Shift in Depression Treatment Approaches

There has been a notable increase in the treatment of depression in outpatient settings. This shift coincides with the evolution of managed care and cost-containment policies that have moved depression treatment from specialized mental health to primary care settings.

This change was facilitated by the development of practical assessment tools, the introduction of newer antidepressants with fewer side effects, and the availability of effective counselling methods like cognitive behavioral and interpersonal therapies. These therapies, being structured and time-limited, are well-suited for integration into medical settings (Meredith, 2004).

National Guidelines and Quality Improvement in Depression Care

National guidelines for the treatment of depression in primary care have led to significant quality improvement efforts in healthcare. Research has progressed from descriptive studies to evaluative studies, focusing on the dissemination and effectiveness of innovative programs aimed at improving the quality of depression care within medical settings. These efforts signify the recognition of depression as a chronic medical illness, warranting similar attention and resources as other chronic conditions (Meredith, 2004).

Research on Depression’s Impact and Management

Dunlop and colleagues have researched the functional limitations in older adults with major depression and chronic medical disorders, finding that functional limitations significantly mediate the impact of conditions like arthritis and heart disease on depression. This research underscores the importance of screening for major depression in patients with chronic physical illnesses to address their comprehensive clinical needs (Meredith, 2004).

Similarly, Himelhoch et al. examined the relationship between comorbid depression and the use of emergency room services and hospitalizations, revealing that the co-occurrence of depression with chronic medical conditions increases the likelihood of acute medical service utilization (Meredith, 2004, p. 500). These findings emphasize the value of early medical and counselling interventions in managing depression and preventing its escalation to more severe levels.

Outpatient Support and Medication for Depression

Research by Hamed et al. using a retrospective cohort design compared the use of outpatient psychiatric services based on antidepressant class (Meredith, 2004, p. 500). They found that different classes of antidepressants, such as tricyclics, SSRIs, and SNRIs, influenced the number of psychiatric visits. Understanding these variations can inform treatment strategies aimed at reducing unnecessary visits while enhancing patient outcomes.

The Role of Independent Counsellors in Treating Depression

As an independent counsellor specializing in depression, I offer targeted support to clients struggling with this condition. Counselling, particularly cognitive behavioral therapy (CBT), can be highly effective, especially when delivered via convenient methods like phone or video sessions. Incorporating a healthy diet, regular exercise, and, when appropriate, medication, can also be integral parts of a comprehensive treatment plan for depression.

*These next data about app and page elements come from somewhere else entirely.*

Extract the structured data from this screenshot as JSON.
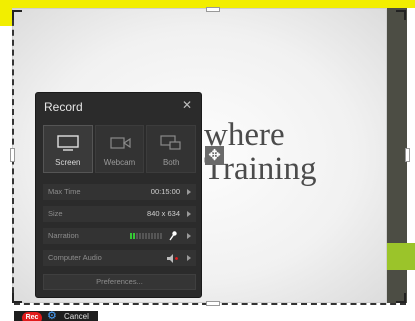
{
  "slide": {
    "text": "where\nTraining"
  },
  "panel": {
    "title": "Record",
    "close_glyph": "✕",
    "sources": [
      {
        "label": "Screen",
        "icon": "monitor-icon",
        "active": true
      },
      {
        "label": "Webcam",
        "icon": "webcam-icon",
        "active": false
      },
      {
        "label": "Both",
        "icon": "screen-and-webcam-icon",
        "active": false
      }
    ],
    "settings": {
      "max_time": {
        "label": "Max Time",
        "value": "00:15:00"
      },
      "size": {
        "label": "Size",
        "value": "840 x 634"
      },
      "narration": {
        "label": "Narration",
        "level_fraction": 0.15
      },
      "computer_audio": {
        "label": "Computer Audio"
      }
    },
    "preferences_label": "Preferences..."
  },
  "toolbar": {
    "rec_label": "Rec",
    "gear_glyph": "⚙",
    "cancel_label": "Cancel"
  },
  "colors": {
    "accent_yellow": "#f2ee00",
    "record_red": "#e21b1b",
    "meter_green": "#36c936",
    "slide_green": "#9bc42a",
    "panel_bg": "#2b2b2b"
  }
}
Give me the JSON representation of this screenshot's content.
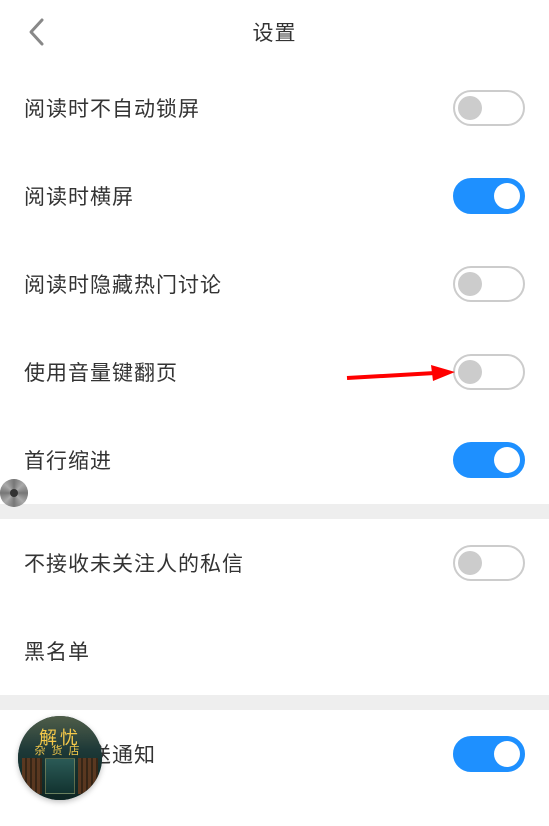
{
  "header": {
    "title": "设置"
  },
  "group1": [
    {
      "label": "阅读时不自动锁屏",
      "on": false
    },
    {
      "label": "阅读时横屏",
      "on": true
    },
    {
      "label": "阅读时隐藏热门讨论",
      "on": false
    },
    {
      "label": "使用音量键翻页",
      "on": false,
      "highlighted": true
    },
    {
      "label": "首行缩进",
      "on": true
    }
  ],
  "group2": [
    {
      "label": "不接收未关注人的私信",
      "on": false,
      "type": "toggle"
    },
    {
      "label": "黑名单",
      "type": "link"
    }
  ],
  "group3": [
    {
      "label": "接受推送通知",
      "on": true,
      "type": "toggle"
    }
  ],
  "float_cover": {
    "line1": "解忧",
    "line2": "杂货店"
  }
}
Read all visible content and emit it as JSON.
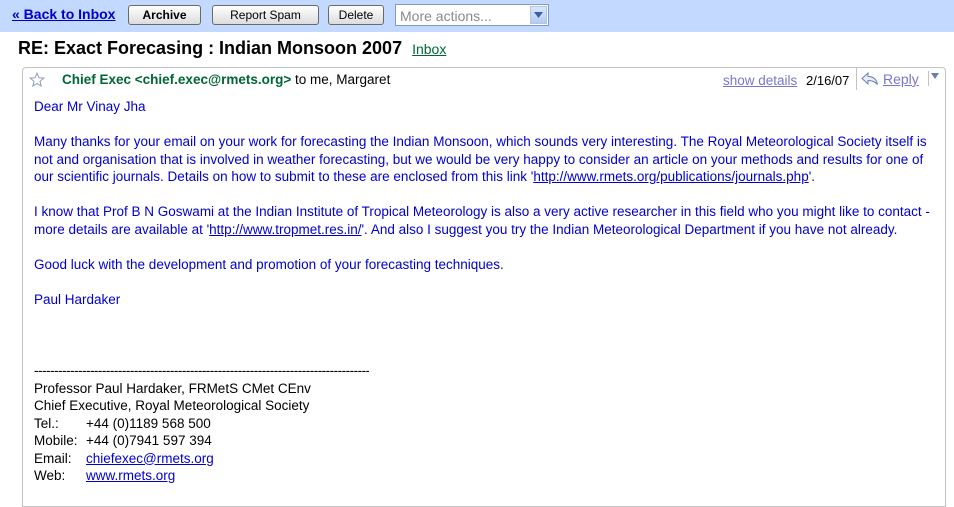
{
  "toolbar": {
    "back_link": "« Back to Inbox",
    "archive": "Archive",
    "report_spam": "Report Spam",
    "delete": "Delete",
    "more_actions": "More actions..."
  },
  "subject": "RE: Exact Forecasing : Indian Monsoon 2007",
  "label": "Inbox",
  "message": {
    "sender_name": "Chief Exec <chief.exec@rmets.org>",
    "recipients": " to me, Margaret",
    "show_details": "show details",
    "date": "2/16/07",
    "reply": "Reply",
    "greeting": "Dear Mr Vinay Jha",
    "para1_text": "Many thanks for your email on your work for forecasting the Indian Monsoon, which sounds very interesting.  The Royal Meteorological Society itself is not and organisation that is involved in weather forecasting, but we would be very happy to consider an article on your methods and results for one of our scientific journals.  Details on how to submit to these are enclosed from this link '",
    "para1_link": "http://www.rmets.org/publications/journals.php",
    "para1_end": "'.",
    "para2_text": "I know that Prof B N Goswami  at the Indian Institute of Tropical Meteorology is also a very active researcher in this field who you might like to contact - more details are available at '",
    "para2_link": "http://www.tropmet.res.in/",
    "para2_end": "'.  And also I suggest you try the Indian Meteorological Department if you have not already.",
    "para3": "Good luck with the development and promotion of your forecasting techniques.",
    "closing": "Paul Hardaker",
    "signature": {
      "divider": "------------------------------------------------------------------------------------",
      "line1": "Professor Paul Hardaker, FRMetS CMet CEnv",
      "line2": "Chief Executive,  Royal Meteorological Society",
      "tel_label": "Tel.:",
      "tel": "+44 (0)1189 568 500",
      "mobile_label": "Mobile:",
      "mobile": "+44 (0)7941 597 394",
      "email_label": "Email:",
      "email": "chiefexec@rmets.org",
      "web_label": "Web:",
      "web": "www.rmets.org"
    }
  },
  "colors": {
    "toolbar_bg": "#c3d9ff",
    "link": "#0000cc",
    "sender": "#006633",
    "body_text": "#0000cc"
  }
}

Seeking Help for Depression

If you're experiencing challenges with depression and looking for support, professional counselling can provide you with the tools and strategies needed to manage your condition effectively.

For a free consultation session, please contact to begin your journey toward better mental health.


Meredith, L. S. (2004). Depression: 20 years of progress. Medical Care, 42(6), 499–501.